[10] Cox, L. H., and George, J. A. (1989), "Controlled Rounding for Tables with Subtotals," Annals of Operations Research , 20, 141-157.  

[11] Cox, L. H., Kelly, J. P., and Patil, R. (2004). "Balancing quality and confidentiality for multivariate tabular data", in Lecture Notes in Computer Science. Privacy in statistical databases (Vol. 3050), eds. J. Domingo-Ferrer and V. Torra, Berlin:Springer, 100-111.

[12] Dandekar, R. A. (2003), "Cost Effective implementation of Synthetic Tabulation (a. K. a Controlled Tabular Adjustments) in Legacy and New Statistical Data Publication System" , presented at the Joint ECE/Eurostat Work Session on Statistical Data Confidentiality, Luxembourg. Avail online from /2003.04.confidentiality.htm.    

[13] Dandekar, R.A. (2003), personal communication.  

[14] Dandekar, R.A., and Cox, L.H. (2002), "Synthetic Tabular Data: an Alternative to Complementary Cell Suppression," manuscript, Energy Information Administration, U.S. Department of Energy. Available from the first author on request (   

[15] Dellaert, N.P., and Luijten, W.A. (1999), "Statistical Disclosure in General Three-Dimensional Tables," Statistica Neerlandica, 53, 197-221.  

[16] Domingo-Ferrer, J. (ed.) (2002), Lecture Notes in Computer Science. Inference Control in Statistical Databases (Vol. 2316), Berlin: Springer.  

[17] Domingo-Ferrer, J., and Torra, V. (2002), "A Critique of the Sensitivity Rules Usually Employed for Statistical Table Protection," International Journal of Uncertainty Fuzziness and Knowledge-Based Systems , 10(5), 545-556.  

[18] Fischetti, M., and Salazar, J.J. (1999), "Models and Algorithms for the 2-dimensional Cell Suppression Problem in Statistical Disclosure Control," Mathematical Programming, 84, 283-312.  

[19] Fischetti, M., and Salazar, J.J. (2001), "Solving the Cell Suppression Problem on Tabular Data with Linear Constraints," Management Science , 47(7), 1008-1026.  

[20] Kelly, J. P., Assad, A. A., and Golden, B. L. (1990), "The Controlled Rounding Problem: Relaxations and Complexity Issues," OR Spektrum , 12, 129-138.  

[21] Kelly, J. P., Golden, B. L., and Assad, A. A. (1990), "Using Simulated Annealing to Solve Controlled Rounding Problems," Annals of Operations Research , 2(2), 174-190.  

[22] Kelly, J.P., Golden, B.L, and Assad, A.A. (1992), "Cell Suppression: Disclosure Protection for Sensitive Tabular Data," Networks , 22, 28-55.  

[23] Kelly, J. P., Golden, B. L., Assad, A. A. and Baker, E. K. (1990), "Controlled Rounding of Tabular Data," Operations Research , 38(5), 760-772.  

[24] Robertson, D.A., and Ethier, R. , "Cell Suppression: Experience and Theory," in Lecture Notes in Computer Science.
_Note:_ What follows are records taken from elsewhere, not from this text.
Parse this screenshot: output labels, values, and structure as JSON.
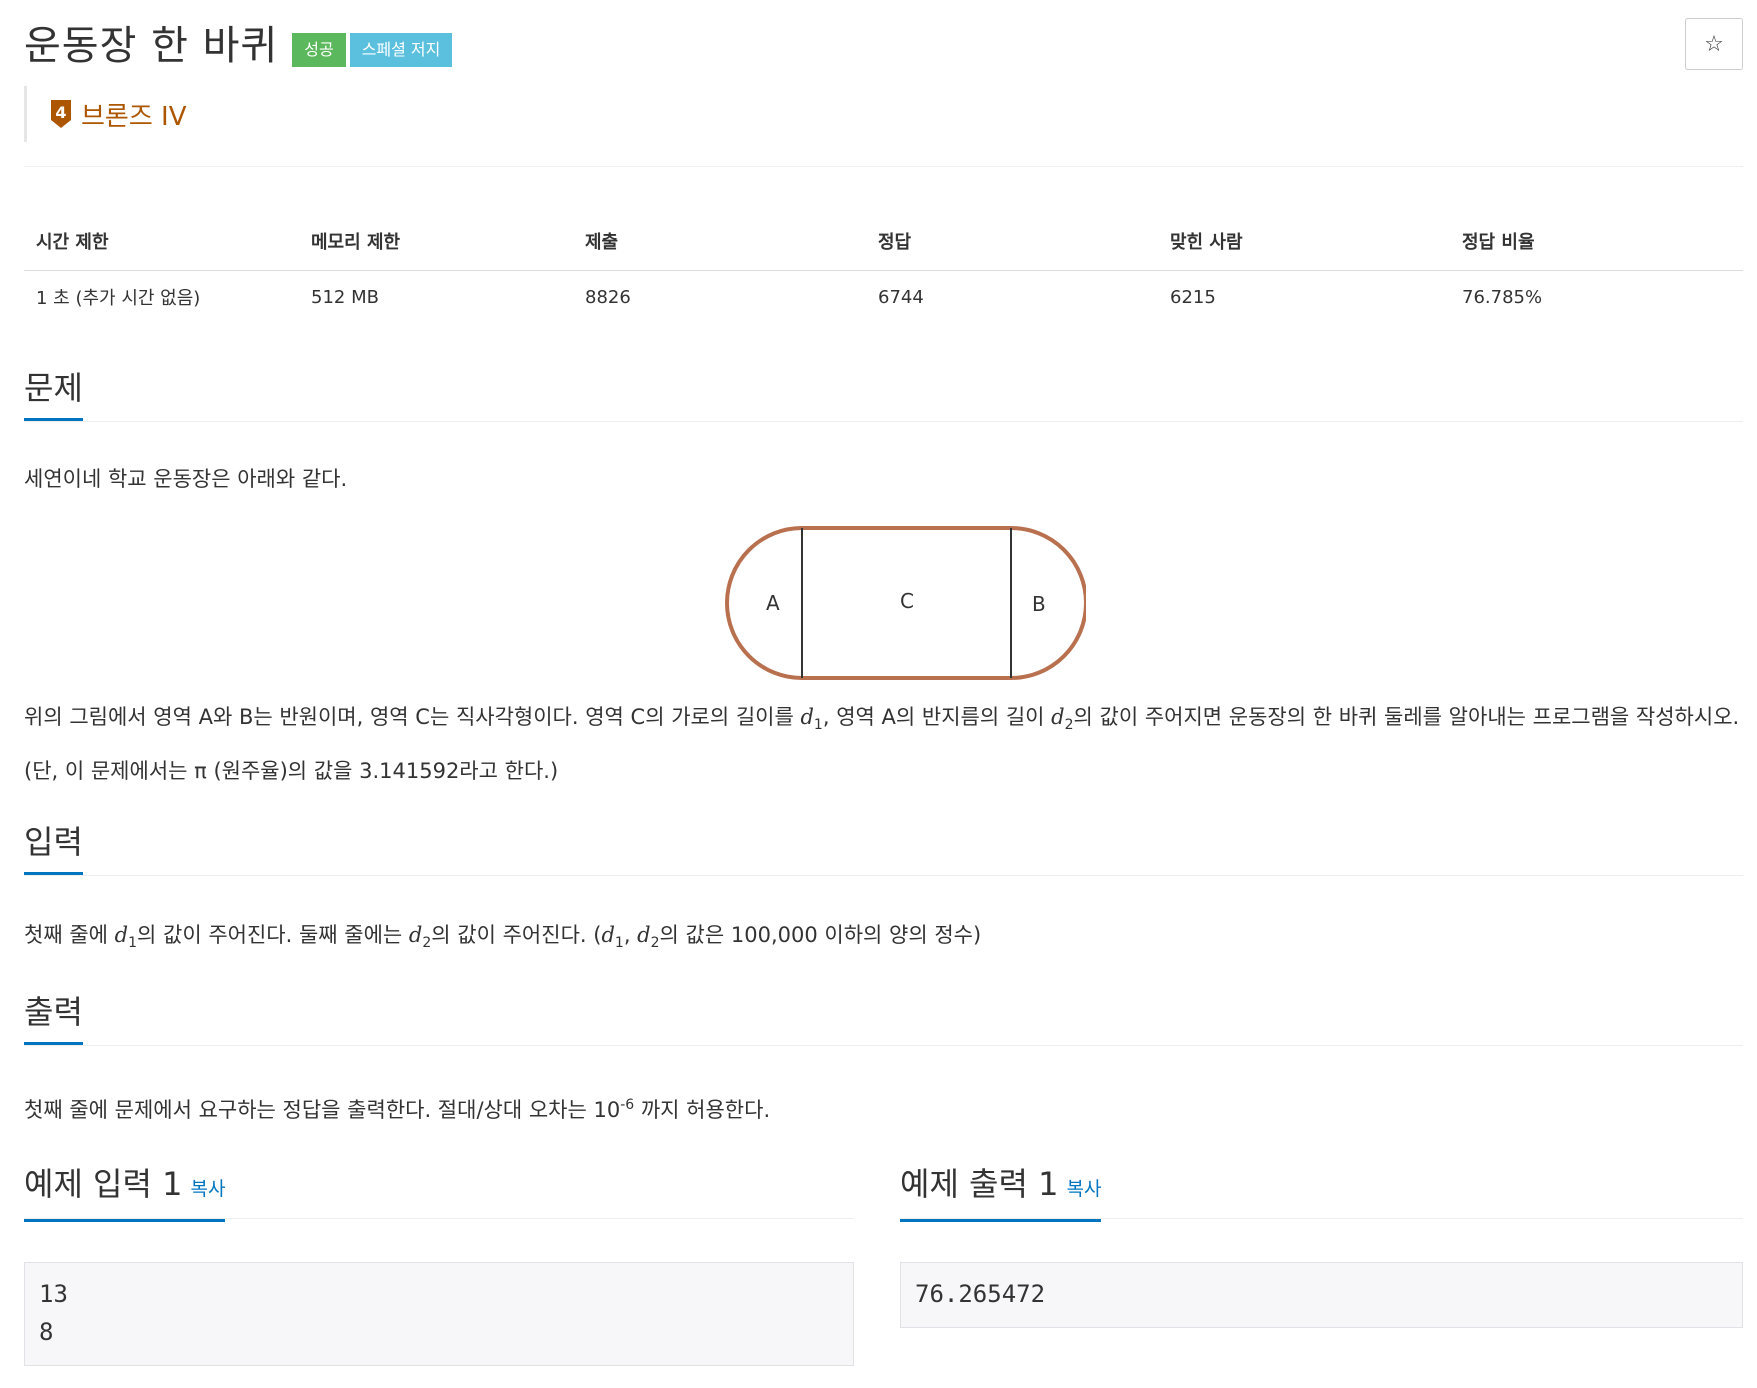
{
  "header": {
    "title": "운동장 한 바퀴",
    "badges": [
      "성공",
      "스페셜 저지"
    ],
    "star_icon": "☆",
    "tier_number": "4",
    "tier_label": "브론즈 IV",
    "tier_color": "#ad5600"
  },
  "stats": {
    "headers": [
      "시간 제한",
      "메모리 제한",
      "제출",
      "정답",
      "맞힌 사람",
      "정답 비율"
    ],
    "values": [
      "1 초 (추가 시간 없음)",
      "512 MB",
      "8826",
      "6744",
      "6215",
      "76.785%"
    ]
  },
  "problem": {
    "heading": "문제",
    "intro": "세연이네 학교 운동장은 아래와 같다.",
    "figure_labels": {
      "a": "A",
      "c": "C",
      "b": "B"
    },
    "desc": {
      "p1": "위의 그림에서 영역 A와 B는 반원이며, 영역 C는 직사각형이다. 영역 C의 가로의 길이를 ",
      "var1": "d",
      "sub1": "1",
      "p2": ", 영역 A의 반지름의 길이 ",
      "var2": "d",
      "sub2": "2",
      "p3": "의 값이 주어지면 운동장의 한 바퀴 둘레를 알아내는 프로그램을 작성하시오. (단, 이 문제에서는 π (원주율)의 값을 3.141592라고 한다.)"
    }
  },
  "input": {
    "heading": "입력",
    "t1": "첫째 줄에 ",
    "v1": "d",
    "s1": "1",
    "t2": "의 값이 주어진다. 둘째 줄에는 ",
    "v2": "d",
    "s2": "2",
    "t3": "의 값이 주어진다. (",
    "v3": "d",
    "s3": "1",
    "t4": ", ",
    "v4": "d",
    "s4": "2",
    "t5": "의 값은 100,000 이하의 양의 정수)"
  },
  "output": {
    "heading": "출력",
    "t1": "첫째 줄에 문제에서 요구하는 정답을 출력한다. 절대/상대 오차는 10",
    "sup": "-6",
    "t2": " 까지 허용한다."
  },
  "samples": {
    "input_title": "예제 입력 1",
    "output_title": "예제 출력 1",
    "copy_label": "복사",
    "input_value": "13\n8",
    "output_value": "76.265472"
  }
}
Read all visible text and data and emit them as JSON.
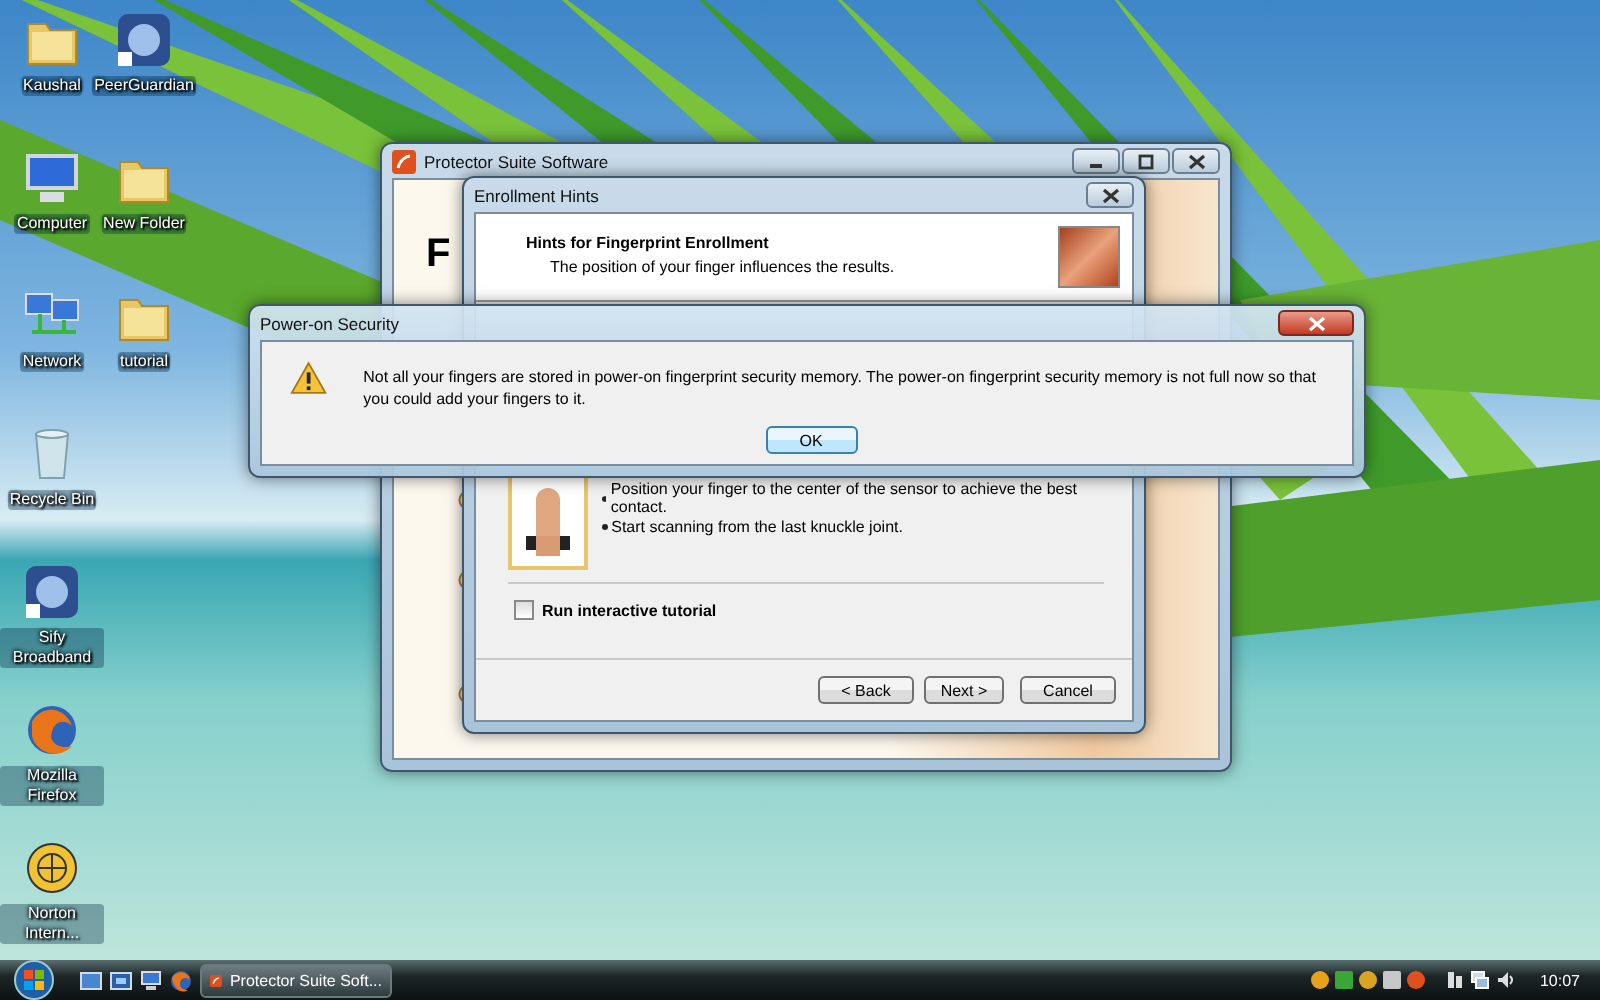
{
  "desktop_icons": [
    {
      "label": "Kaushal",
      "kind": "folder"
    },
    {
      "label": "PeerGuardian",
      "kind": "app"
    },
    {
      "label": "Computer",
      "kind": "computer"
    },
    {
      "label": "New Folder",
      "kind": "folder"
    },
    {
      "label": "Network",
      "kind": "network"
    },
    {
      "label": "tutorial",
      "kind": "folder"
    },
    {
      "label": "Recycle Bin",
      "kind": "bin"
    },
    {
      "label": "Sify Broadband",
      "kind": "app"
    },
    {
      "label": "Mozilla Firefox",
      "kind": "browser"
    },
    {
      "label": "Norton Intern...",
      "kind": "globe"
    }
  ],
  "protector_window": {
    "title": "Protector Suite Software",
    "heading_fragment": "F"
  },
  "enrollment_dialog": {
    "title": "Enrollment Hints",
    "header_title": "Hints for Fingerprint Enrollment",
    "header_subtitle": "The position of your finger influences the results.",
    "bullets": [
      "Position your finger to the center of the sensor to achieve the best contact.",
      "Start scanning from the last knuckle joint."
    ],
    "checkbox": {
      "label": "Run interactive tutorial",
      "checked": false
    },
    "buttons": [
      "< Back",
      "Next >",
      "Cancel"
    ]
  },
  "alert": {
    "title": "Power-on Security",
    "message": "Not all your fingers are stored in power-on fingerprint security memory. The power-on fingerprint security memory is not full now so that you could add your fingers to it.",
    "button": "OK"
  },
  "taskbar": {
    "tasks": [
      {
        "label": "Protector Suite Soft...",
        "selected": true
      }
    ],
    "clock": "10:07"
  }
}
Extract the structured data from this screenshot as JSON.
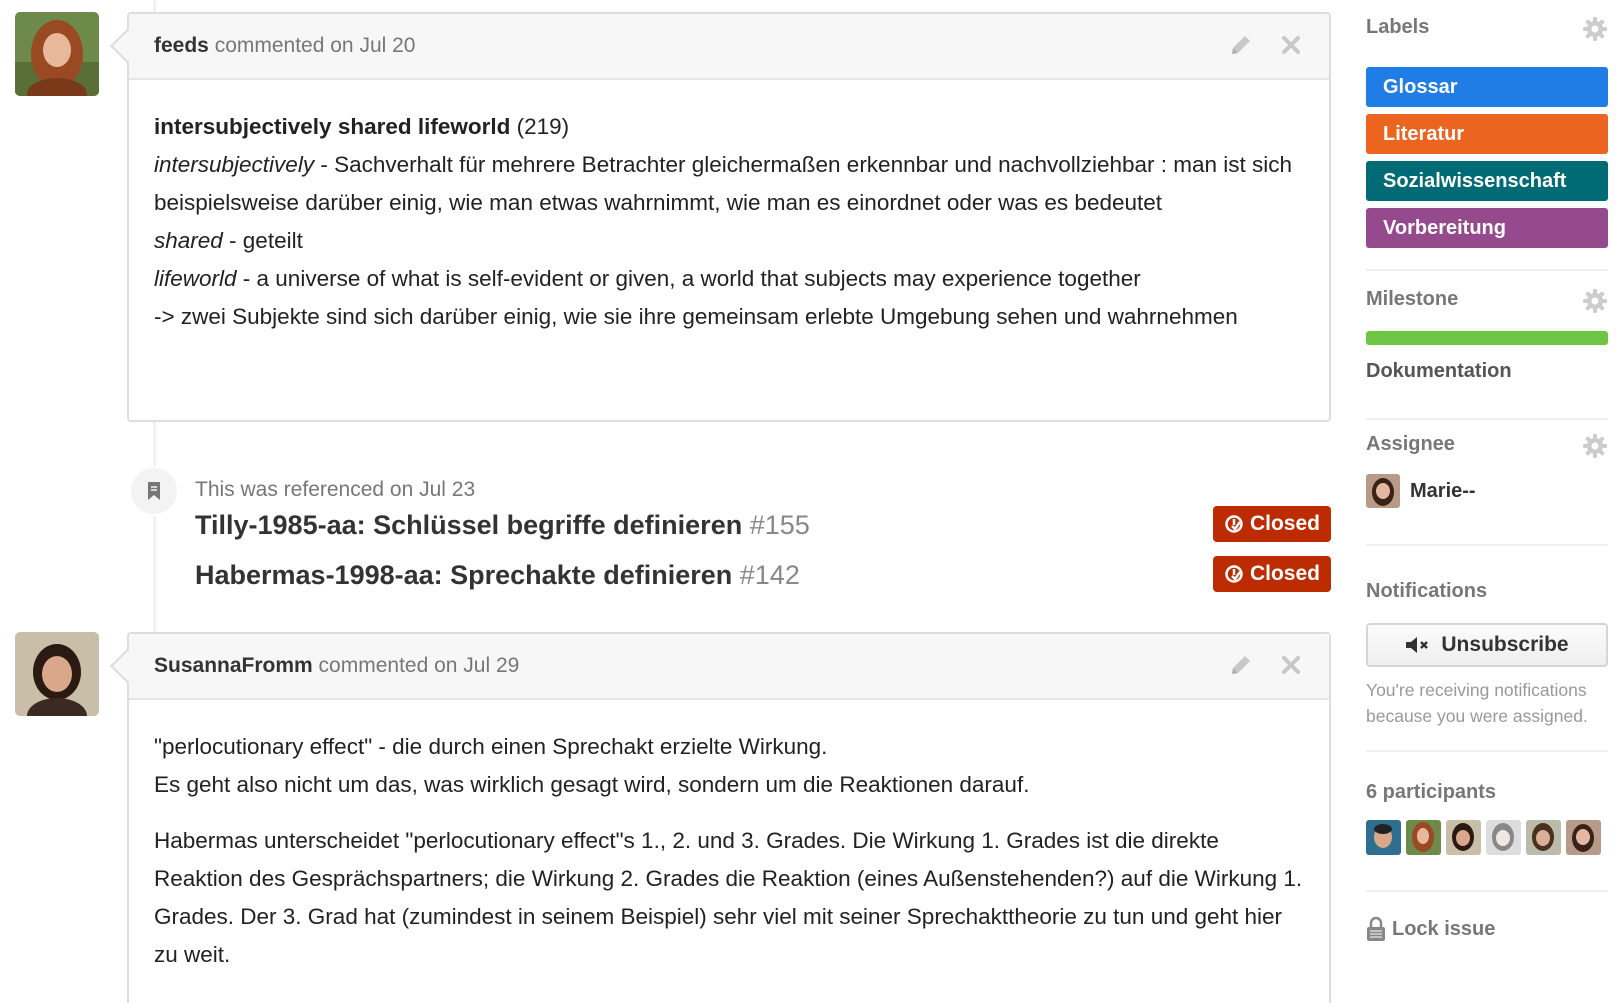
{
  "comments": [
    {
      "author": "feeds",
      "meta": "commented on Jul 20",
      "body": {
        "term": "intersubjectively shared lifeworld",
        "term_page": "(219)",
        "lines": [
          {
            "em": "intersubjectively",
            "text": " - Sachverhalt für mehrere Betrachter gleichermaßen erkennbar und nachvollziehbar : man ist sich beispielsweise darüber einig, wie man etwas wahrnimmt, wie man es einordnet oder was es bedeutet"
          },
          {
            "em": "shared",
            "text": " - geteilt"
          },
          {
            "em": "lifeworld",
            "text": " - a universe of what is self-evident or given, a world that subjects may experience together"
          }
        ],
        "conclusion": "-> zwei Subjekte sind sich darüber einig, wie sie ihre gemeinsam erlebte Umgebung sehen und wahrnehmen"
      }
    },
    {
      "author": "SusannaFromm",
      "meta": "commented on Jul 29",
      "body": {
        "para1_line1": "\"perlocutionary effect\" - die durch einen Sprechakt erzielte Wirkung.",
        "para1_line2": "Es geht also nicht um das, was wirklich gesagt wird, sondern um die Reaktionen darauf.",
        "para2": "Habermas unterscheidet \"perlocutionary effect\"s 1., 2. und 3. Grades. Die Wirkung 1. Grades ist die direkte Reaktion des Gesprächspartners; die Wirkung 2. Grades die Reaktion (eines Außenstehenden?) auf die Wirkung 1. Grades. Der 3. Grad hat (zumindest in seinem Beispiel) sehr viel mit seiner Sprechakttheorie zu tun und geht hier zu weit."
      }
    }
  ],
  "reference": {
    "text": "This was referenced on Jul 23",
    "items": [
      {
        "title": "Tilly-1985-aa: Schlüssel begriffe definieren",
        "number": "#155",
        "status": "Closed"
      },
      {
        "title": "Habermas-1998-aa: Sprechakte definieren",
        "number": "#142",
        "status": "Closed"
      }
    ]
  },
  "sidebar": {
    "labels": {
      "title": "Labels",
      "items": [
        {
          "name": "Glossar",
          "color": "#207de5"
        },
        {
          "name": "Literatur",
          "color": "#eb6420"
        },
        {
          "name": "Sozialwissenschaft",
          "color": "#006b75"
        },
        {
          "name": "Vorbereitung",
          "color": "#944a8c"
        }
      ]
    },
    "milestone": {
      "title": "Milestone",
      "name": "Dokumentation",
      "progress": 1.0
    },
    "assignee": {
      "title": "Assignee",
      "name": "Marie--"
    },
    "notifications": {
      "title": "Notifications",
      "button": "Unsubscribe",
      "reason": "You're receiving notifications because you were assigned."
    },
    "participants": {
      "title": "6 participants",
      "count": 6
    },
    "lock": "Lock issue"
  },
  "colors": {
    "closed": "#bd2c00",
    "progress": "#6cc644"
  }
}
Inference Control in Statistical Databases (Vol. 2316), ed. J. Domingo-Ferrer, Berlin: Springer, 8-20.  

[25] Willenborg, L., and de Waal, T. (eds.) (2000) Lecture Notes in Statistics. Elements of Statistical Disclosure Control (Vol. 155), New York: Springer.





Conference presentations

  • J. Castro and D. Baena, Automatic structure detection in constraints of tabular data, Privacy in Statistical Databases 2006, Roma (Italia), December 2006. Member of Program Committee.  
  • J. Cuesta and J. Castro, Quadratic regularizations in an interior-point method based on iterative solvers, Applied Mathematical Programming and Modelling APMOD 2006, Madrid (Spain), June 2006.
  • J. Castro and S. Giessing, Quality issues of minimum distance controlled tabular adjustment, European Conference on Quality in Survey Statistics, Cardiff (Wales, UK), April 2006.
  • J. Castro and S. Giessing, Testing variants of minimum distance controlled tabular adjustment, UNECE Work Session on Statistical Data Confidentiality, Geneva (Switzerland), November 2005. Invited presentation.
  • J. Castro, A fast network flows heuristic for cell suppression in positive tables, Privacy in Statistical Databases, Barcelona (Catalonia), June 2004. Member of Program Committee.
  • J. Castro, Computational experiments with minimum-distance controlled perturbation methods, Privacy in Statistical Databases, Barcelona (Catalonia), June 2004. Member of Program Committee.
  • J. Castro, Large-scale optimization in statistical tabular data protection, Computational Management Science Conference, Neuchatel (Switzerland), April 2004. Chairman of session: Optimization methods and applications.